Naturally, we regard shock collars as absolutely unnecessary and inappropriate in any training program, but particularly so in training puppies and young dogs. Given the potential for an exceptionally strong fear response during the early fear period – as well as during the secondary fear period – it pains us greatly to see trainers who market their shock collar training even for very young puppies. Of course they mask the aversive nature of shock collars by calling them “electronic” or “e” collars and “electronic fences.” Some even go so far as to ride on the popularity and reputation of the well-known gentle handling technique of “TTouch” by calling their shock training “E-Touch.”

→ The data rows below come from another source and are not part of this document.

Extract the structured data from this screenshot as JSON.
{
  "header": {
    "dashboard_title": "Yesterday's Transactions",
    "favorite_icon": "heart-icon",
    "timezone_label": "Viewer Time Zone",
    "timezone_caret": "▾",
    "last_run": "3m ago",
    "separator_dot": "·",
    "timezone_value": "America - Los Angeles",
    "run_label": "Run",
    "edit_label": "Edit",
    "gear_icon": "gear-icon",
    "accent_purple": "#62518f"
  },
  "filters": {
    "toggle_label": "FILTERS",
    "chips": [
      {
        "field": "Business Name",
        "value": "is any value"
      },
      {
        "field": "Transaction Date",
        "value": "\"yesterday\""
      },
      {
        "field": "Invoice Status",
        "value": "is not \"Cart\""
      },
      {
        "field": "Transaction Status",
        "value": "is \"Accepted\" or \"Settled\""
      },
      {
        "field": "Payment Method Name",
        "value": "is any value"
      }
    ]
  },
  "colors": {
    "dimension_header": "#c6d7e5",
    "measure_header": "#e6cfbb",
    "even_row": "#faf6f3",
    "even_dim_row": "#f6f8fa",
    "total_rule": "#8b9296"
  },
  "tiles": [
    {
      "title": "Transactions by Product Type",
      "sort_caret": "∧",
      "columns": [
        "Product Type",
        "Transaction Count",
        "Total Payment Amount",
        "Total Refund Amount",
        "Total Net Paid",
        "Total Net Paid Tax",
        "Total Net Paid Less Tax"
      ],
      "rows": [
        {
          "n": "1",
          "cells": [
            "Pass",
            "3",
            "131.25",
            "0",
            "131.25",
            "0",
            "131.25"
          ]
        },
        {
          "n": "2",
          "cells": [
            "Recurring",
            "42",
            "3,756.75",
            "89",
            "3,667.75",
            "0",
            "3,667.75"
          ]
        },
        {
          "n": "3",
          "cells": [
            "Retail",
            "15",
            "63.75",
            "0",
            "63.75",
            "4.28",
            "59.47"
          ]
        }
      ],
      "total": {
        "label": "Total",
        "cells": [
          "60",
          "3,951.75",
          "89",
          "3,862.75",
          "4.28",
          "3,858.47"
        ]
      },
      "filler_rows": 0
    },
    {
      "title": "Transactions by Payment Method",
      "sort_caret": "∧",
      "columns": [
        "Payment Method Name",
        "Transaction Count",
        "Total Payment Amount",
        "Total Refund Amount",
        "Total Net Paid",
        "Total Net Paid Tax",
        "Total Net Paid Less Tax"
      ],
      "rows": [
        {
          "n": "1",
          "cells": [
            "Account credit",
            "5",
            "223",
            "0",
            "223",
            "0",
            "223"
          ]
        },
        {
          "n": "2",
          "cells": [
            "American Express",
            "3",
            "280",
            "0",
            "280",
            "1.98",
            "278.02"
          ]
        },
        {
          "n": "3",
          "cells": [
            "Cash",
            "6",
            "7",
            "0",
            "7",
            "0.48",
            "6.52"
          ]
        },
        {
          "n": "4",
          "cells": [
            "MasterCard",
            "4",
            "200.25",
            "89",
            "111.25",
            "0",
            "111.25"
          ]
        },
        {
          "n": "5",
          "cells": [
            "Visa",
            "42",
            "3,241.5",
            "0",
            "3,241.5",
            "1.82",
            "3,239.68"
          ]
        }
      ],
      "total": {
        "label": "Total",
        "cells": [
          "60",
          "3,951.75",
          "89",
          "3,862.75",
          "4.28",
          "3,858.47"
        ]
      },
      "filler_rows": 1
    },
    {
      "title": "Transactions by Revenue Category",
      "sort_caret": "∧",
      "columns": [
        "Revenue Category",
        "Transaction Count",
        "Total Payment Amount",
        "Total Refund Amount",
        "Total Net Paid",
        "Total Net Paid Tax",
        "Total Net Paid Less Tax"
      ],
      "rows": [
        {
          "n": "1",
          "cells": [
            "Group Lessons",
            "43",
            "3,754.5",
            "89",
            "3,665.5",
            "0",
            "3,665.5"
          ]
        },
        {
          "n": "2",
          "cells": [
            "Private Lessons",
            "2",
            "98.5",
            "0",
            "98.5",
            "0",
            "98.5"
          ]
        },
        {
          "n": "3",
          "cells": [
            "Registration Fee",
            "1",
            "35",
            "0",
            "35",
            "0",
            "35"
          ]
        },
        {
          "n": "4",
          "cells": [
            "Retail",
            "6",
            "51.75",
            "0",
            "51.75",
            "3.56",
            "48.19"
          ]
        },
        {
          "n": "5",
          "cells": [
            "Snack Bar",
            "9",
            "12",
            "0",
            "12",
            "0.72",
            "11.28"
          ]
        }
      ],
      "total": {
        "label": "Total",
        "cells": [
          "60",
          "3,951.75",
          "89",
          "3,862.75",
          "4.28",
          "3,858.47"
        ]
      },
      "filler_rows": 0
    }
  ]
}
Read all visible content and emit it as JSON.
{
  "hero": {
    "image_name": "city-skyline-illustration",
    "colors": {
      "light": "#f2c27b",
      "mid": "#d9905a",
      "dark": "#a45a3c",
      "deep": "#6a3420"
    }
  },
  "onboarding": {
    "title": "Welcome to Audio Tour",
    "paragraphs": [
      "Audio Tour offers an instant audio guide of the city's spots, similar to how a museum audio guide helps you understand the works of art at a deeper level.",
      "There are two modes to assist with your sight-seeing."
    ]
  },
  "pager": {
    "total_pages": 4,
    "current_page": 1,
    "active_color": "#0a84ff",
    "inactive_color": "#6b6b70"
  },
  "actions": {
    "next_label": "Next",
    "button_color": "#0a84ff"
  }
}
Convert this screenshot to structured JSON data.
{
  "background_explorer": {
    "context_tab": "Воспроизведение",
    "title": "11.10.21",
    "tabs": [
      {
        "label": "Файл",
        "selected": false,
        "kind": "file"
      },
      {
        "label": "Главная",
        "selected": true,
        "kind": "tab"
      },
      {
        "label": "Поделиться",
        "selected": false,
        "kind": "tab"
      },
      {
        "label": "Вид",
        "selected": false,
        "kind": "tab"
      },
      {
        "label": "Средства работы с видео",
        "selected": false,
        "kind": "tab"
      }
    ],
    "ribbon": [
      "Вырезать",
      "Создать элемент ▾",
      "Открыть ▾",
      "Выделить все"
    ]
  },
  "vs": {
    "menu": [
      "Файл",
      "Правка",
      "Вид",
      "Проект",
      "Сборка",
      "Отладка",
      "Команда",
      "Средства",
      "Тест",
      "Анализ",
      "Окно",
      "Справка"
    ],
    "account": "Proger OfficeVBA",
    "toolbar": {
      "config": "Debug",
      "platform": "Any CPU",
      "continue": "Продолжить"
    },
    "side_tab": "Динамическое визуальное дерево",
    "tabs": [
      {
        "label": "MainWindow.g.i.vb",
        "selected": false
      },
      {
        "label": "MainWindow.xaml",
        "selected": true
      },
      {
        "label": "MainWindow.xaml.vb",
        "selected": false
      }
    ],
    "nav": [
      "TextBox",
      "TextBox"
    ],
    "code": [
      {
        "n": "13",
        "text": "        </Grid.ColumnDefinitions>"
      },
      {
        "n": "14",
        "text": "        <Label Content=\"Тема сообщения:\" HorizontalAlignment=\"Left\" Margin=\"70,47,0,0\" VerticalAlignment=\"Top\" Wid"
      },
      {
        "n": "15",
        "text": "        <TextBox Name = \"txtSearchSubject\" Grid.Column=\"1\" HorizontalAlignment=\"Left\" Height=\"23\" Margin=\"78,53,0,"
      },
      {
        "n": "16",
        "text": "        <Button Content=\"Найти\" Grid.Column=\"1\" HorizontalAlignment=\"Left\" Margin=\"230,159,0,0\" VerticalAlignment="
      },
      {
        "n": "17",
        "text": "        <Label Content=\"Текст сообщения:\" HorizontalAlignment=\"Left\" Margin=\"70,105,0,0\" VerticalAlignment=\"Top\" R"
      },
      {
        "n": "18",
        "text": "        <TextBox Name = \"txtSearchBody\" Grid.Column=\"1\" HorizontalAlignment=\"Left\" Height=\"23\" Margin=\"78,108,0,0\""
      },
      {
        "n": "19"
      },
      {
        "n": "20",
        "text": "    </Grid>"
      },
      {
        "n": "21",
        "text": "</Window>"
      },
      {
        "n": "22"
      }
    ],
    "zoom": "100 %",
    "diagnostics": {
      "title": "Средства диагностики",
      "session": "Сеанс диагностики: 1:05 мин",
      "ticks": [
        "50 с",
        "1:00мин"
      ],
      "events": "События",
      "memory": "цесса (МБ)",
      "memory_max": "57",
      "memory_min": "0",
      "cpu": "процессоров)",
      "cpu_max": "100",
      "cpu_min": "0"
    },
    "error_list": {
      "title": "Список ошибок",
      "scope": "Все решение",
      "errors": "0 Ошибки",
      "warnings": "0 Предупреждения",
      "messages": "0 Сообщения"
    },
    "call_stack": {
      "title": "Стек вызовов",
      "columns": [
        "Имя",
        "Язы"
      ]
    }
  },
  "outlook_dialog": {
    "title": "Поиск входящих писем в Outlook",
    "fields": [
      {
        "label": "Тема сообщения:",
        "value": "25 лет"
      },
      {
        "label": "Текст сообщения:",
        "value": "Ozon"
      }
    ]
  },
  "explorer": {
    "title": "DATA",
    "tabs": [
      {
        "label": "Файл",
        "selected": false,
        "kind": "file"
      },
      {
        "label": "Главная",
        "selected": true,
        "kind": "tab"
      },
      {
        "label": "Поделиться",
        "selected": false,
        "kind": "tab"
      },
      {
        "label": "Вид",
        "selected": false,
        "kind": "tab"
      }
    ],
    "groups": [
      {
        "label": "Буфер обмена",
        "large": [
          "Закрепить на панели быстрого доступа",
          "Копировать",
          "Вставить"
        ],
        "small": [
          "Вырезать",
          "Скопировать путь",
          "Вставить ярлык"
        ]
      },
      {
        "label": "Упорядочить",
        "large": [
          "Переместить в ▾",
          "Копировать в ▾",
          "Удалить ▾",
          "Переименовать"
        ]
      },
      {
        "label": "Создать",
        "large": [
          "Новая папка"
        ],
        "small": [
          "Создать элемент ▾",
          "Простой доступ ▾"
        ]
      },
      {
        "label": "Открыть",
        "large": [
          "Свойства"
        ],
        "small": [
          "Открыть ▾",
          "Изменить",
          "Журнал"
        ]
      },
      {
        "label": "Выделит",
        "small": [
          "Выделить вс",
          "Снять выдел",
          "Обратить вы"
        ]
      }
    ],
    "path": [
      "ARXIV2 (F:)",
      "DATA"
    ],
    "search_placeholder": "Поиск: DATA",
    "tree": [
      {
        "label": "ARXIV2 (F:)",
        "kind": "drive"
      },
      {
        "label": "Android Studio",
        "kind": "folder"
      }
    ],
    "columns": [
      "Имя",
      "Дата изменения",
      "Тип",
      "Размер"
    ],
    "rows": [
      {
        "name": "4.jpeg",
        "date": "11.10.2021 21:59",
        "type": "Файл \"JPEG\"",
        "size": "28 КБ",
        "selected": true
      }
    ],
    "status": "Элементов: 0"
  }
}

Our preference would be to see shock collars outlawed, as they are in several European countries, or at least restricted to the hands of a few very skilled professionals who must demonstrate the need for shock on those very rare occasions that all other more positive efforts have been exhausted, including referral to a veterinary behaviorist. But until that happy day arrives, we implore you to resist anyone’s attempt to buckle a shock collar on your pup for training or confinement purposes. Your pup shouldn’t have to live in fear of his own collar and his own backyard while you’re working to convince him that the world is a safe and happy place.